TASK STATEMENT
Among the entries, find the lines with the string "content" and report them.

————

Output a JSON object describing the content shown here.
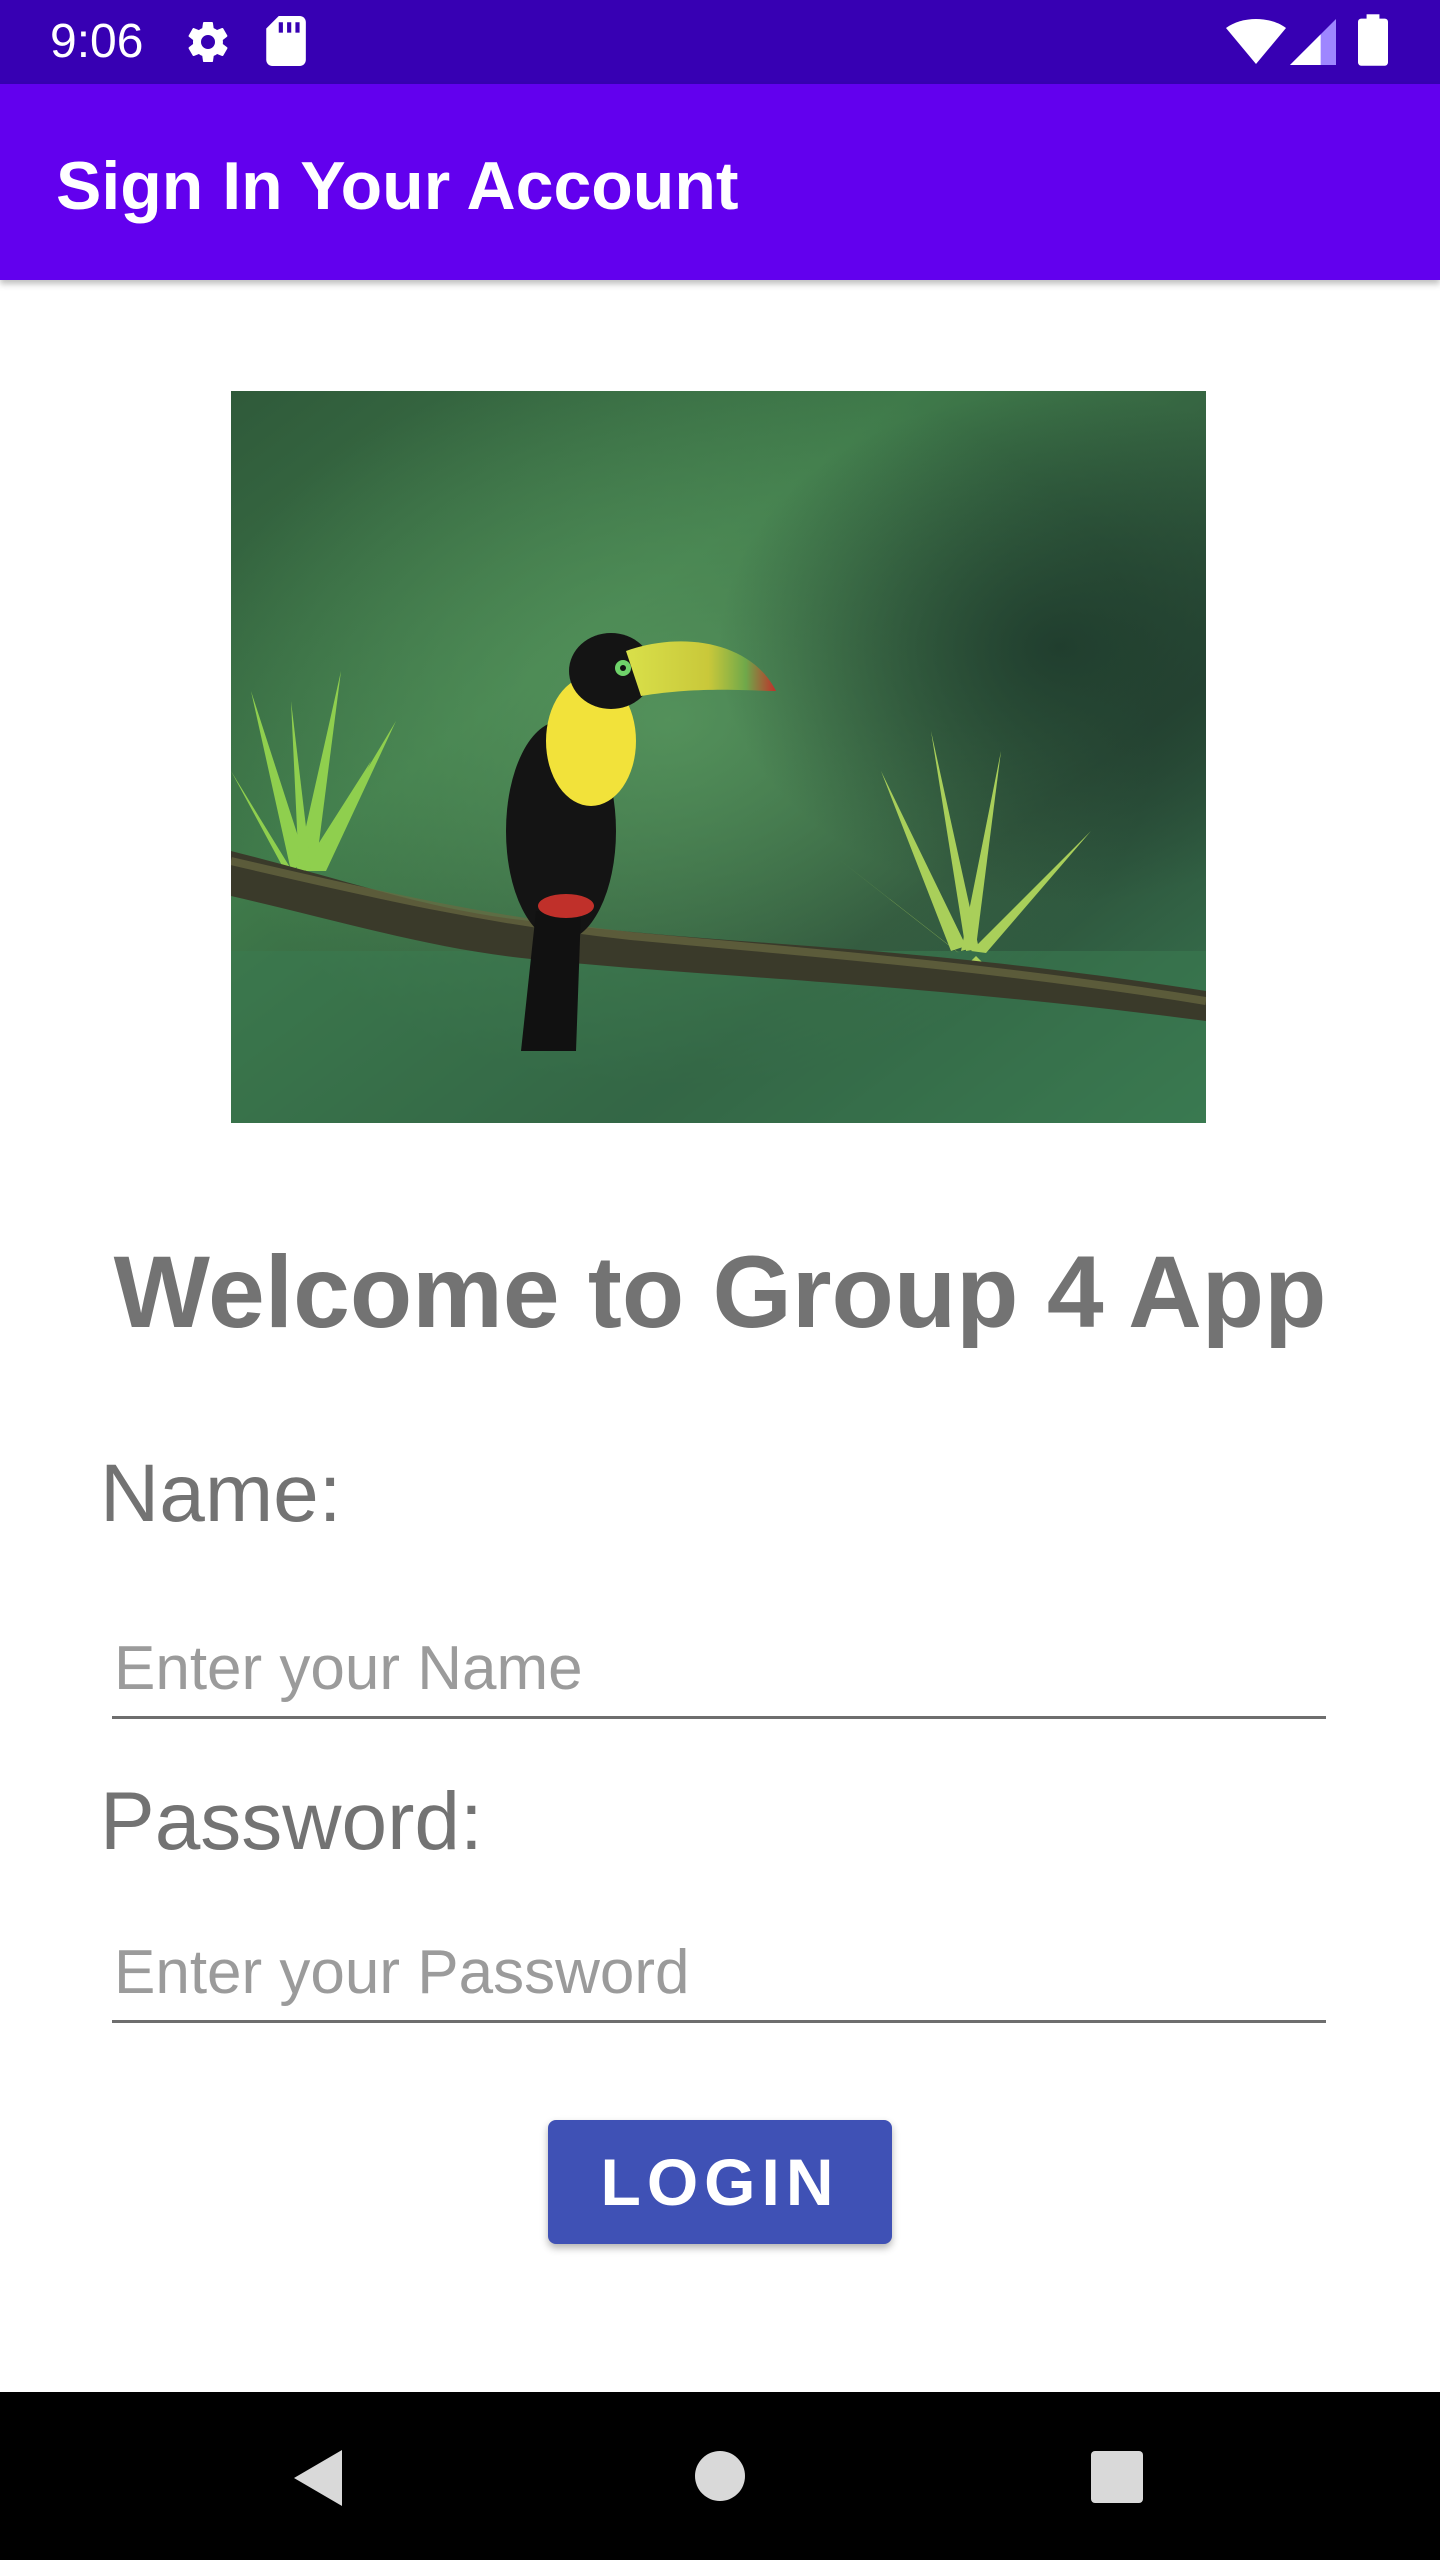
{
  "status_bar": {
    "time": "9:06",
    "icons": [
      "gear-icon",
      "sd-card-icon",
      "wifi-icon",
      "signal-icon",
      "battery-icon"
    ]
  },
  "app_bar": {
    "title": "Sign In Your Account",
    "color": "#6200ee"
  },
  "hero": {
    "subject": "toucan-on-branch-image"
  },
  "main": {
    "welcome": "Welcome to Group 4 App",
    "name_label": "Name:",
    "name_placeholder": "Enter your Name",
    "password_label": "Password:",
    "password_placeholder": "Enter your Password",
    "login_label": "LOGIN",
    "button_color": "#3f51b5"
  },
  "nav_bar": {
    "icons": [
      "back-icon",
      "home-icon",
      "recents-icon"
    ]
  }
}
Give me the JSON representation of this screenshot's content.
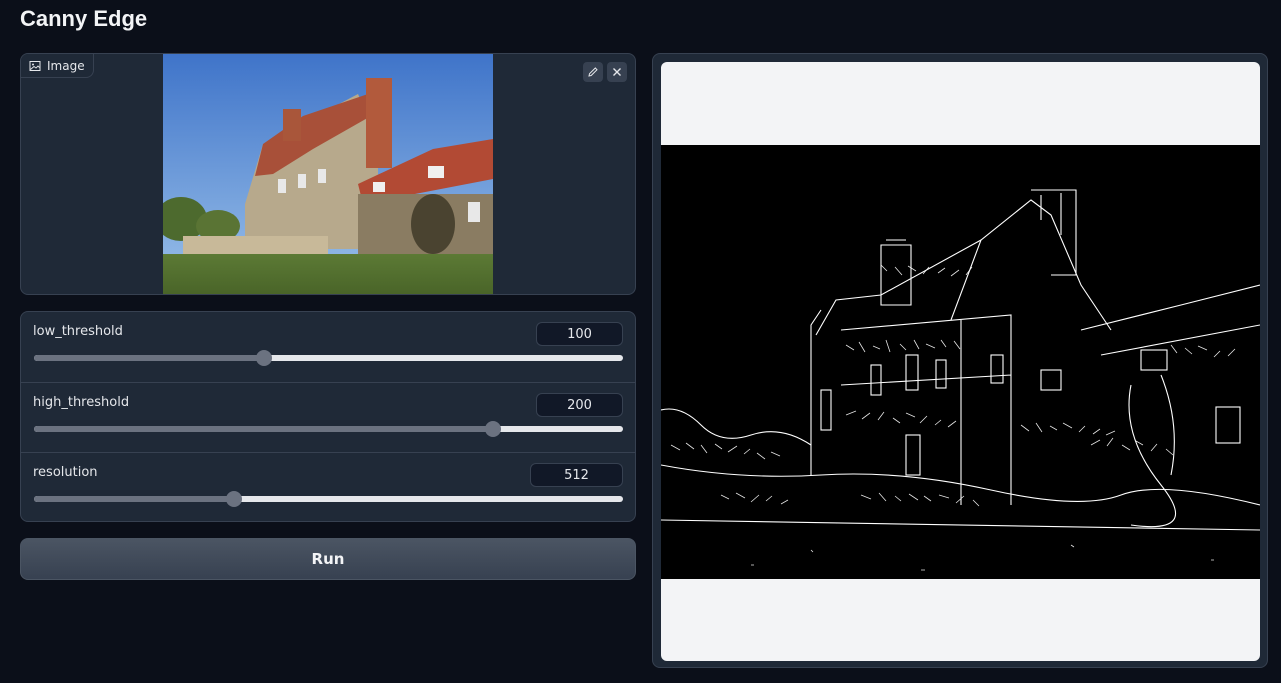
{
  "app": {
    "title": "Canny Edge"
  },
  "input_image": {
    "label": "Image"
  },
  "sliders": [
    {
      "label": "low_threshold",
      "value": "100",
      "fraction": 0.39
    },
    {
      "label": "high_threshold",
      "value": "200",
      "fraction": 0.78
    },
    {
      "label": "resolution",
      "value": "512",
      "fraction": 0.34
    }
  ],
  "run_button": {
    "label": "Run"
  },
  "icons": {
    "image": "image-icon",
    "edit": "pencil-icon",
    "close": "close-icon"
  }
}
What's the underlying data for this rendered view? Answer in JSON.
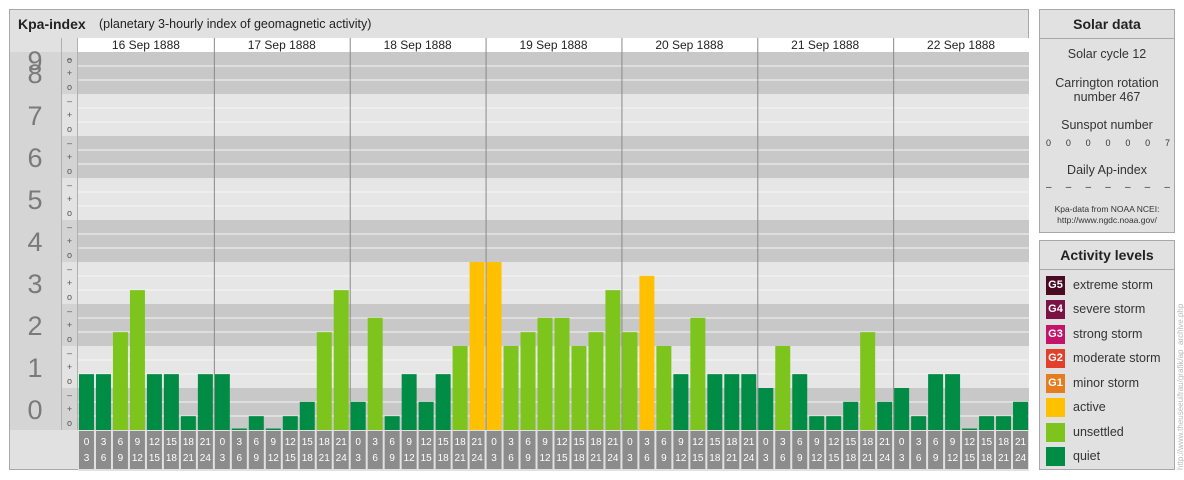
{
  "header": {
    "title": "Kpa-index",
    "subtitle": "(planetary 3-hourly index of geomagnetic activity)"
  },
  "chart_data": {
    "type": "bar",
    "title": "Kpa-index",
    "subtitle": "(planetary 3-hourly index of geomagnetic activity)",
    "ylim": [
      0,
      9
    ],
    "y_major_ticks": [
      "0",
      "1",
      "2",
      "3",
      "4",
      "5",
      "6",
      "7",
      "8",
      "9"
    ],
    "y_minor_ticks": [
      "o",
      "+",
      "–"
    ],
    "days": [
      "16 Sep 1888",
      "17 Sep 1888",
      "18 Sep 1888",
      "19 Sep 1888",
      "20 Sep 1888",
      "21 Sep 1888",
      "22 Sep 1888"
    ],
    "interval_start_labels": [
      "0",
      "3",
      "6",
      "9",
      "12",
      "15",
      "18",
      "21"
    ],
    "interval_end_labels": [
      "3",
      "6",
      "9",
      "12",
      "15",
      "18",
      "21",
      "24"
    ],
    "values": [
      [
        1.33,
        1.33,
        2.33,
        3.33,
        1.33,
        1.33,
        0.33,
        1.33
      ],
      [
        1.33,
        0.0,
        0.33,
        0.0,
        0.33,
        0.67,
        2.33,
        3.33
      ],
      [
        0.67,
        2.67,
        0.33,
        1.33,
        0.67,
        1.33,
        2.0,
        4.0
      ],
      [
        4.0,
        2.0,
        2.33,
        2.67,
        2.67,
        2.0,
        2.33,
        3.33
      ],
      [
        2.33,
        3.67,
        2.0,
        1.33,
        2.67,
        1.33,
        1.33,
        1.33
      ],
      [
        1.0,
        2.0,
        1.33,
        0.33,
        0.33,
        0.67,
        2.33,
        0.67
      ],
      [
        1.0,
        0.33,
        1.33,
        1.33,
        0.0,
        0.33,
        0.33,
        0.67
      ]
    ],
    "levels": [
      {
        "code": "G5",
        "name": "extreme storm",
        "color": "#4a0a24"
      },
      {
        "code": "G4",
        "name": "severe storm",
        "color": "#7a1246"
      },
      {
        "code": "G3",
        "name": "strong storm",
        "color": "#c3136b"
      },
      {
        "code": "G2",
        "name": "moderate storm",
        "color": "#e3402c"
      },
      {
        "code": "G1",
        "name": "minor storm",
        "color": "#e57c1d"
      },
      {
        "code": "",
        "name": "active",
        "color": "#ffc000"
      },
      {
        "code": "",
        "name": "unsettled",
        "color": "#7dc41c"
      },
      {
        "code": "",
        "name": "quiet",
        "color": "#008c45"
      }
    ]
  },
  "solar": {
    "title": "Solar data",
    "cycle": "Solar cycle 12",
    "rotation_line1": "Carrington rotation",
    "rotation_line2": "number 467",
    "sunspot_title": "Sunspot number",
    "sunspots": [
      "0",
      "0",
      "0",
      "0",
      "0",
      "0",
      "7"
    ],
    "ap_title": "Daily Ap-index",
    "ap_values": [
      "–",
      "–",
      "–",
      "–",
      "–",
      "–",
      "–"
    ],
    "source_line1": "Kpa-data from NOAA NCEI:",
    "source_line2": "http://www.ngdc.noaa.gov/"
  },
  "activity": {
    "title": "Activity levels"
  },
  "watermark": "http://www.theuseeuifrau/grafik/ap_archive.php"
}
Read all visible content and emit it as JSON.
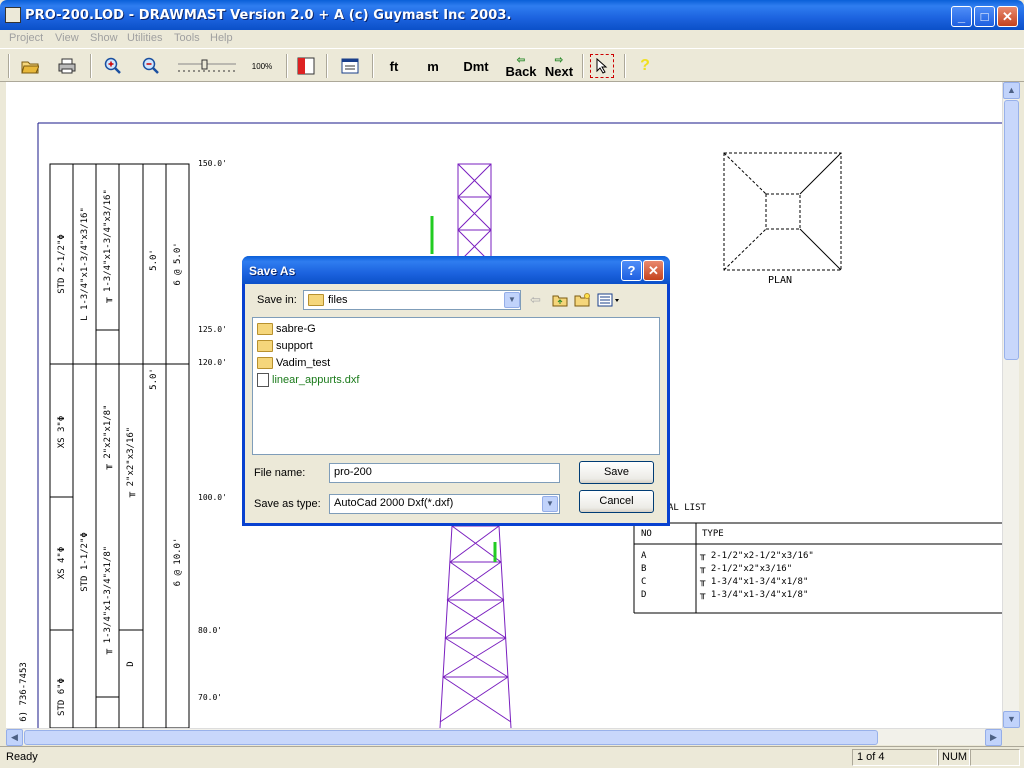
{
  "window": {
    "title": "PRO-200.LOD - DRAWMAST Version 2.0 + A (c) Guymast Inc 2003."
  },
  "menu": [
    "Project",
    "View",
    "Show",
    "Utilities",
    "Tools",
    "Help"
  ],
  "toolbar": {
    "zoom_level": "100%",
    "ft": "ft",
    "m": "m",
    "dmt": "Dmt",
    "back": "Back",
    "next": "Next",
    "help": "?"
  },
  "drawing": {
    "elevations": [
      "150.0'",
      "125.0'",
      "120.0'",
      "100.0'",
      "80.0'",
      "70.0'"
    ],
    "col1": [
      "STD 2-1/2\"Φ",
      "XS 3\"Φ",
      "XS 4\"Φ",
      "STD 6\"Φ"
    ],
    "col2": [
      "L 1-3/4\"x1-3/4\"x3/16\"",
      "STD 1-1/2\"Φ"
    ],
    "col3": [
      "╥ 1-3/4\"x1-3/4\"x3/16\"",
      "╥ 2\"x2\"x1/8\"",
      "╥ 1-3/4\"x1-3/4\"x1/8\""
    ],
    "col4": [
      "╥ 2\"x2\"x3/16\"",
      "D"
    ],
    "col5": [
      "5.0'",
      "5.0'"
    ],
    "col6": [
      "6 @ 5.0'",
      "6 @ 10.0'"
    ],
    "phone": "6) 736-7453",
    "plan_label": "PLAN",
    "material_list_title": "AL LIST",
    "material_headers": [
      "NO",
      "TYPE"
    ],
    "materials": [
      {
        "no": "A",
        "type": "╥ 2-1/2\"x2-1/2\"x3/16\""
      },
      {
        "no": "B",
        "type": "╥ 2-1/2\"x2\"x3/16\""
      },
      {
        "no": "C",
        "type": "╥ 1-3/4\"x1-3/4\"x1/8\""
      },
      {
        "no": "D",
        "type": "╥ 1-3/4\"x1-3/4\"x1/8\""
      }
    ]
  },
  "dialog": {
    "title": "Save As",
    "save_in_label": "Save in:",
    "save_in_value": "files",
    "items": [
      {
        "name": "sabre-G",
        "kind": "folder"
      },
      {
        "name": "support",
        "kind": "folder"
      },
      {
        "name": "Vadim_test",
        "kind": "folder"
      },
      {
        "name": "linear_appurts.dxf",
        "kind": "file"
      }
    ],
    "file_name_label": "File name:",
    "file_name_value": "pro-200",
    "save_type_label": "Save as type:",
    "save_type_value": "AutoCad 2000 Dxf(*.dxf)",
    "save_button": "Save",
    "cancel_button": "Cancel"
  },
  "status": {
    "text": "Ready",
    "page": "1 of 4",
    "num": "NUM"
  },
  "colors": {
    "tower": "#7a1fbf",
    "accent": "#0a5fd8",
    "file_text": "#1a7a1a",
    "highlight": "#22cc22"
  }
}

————

WRITTEN ANSWER
Output a JSON object describing the content shown here.
Give me the JSON representation of this screenshot's content.
Read all visible content and emit it as JSON.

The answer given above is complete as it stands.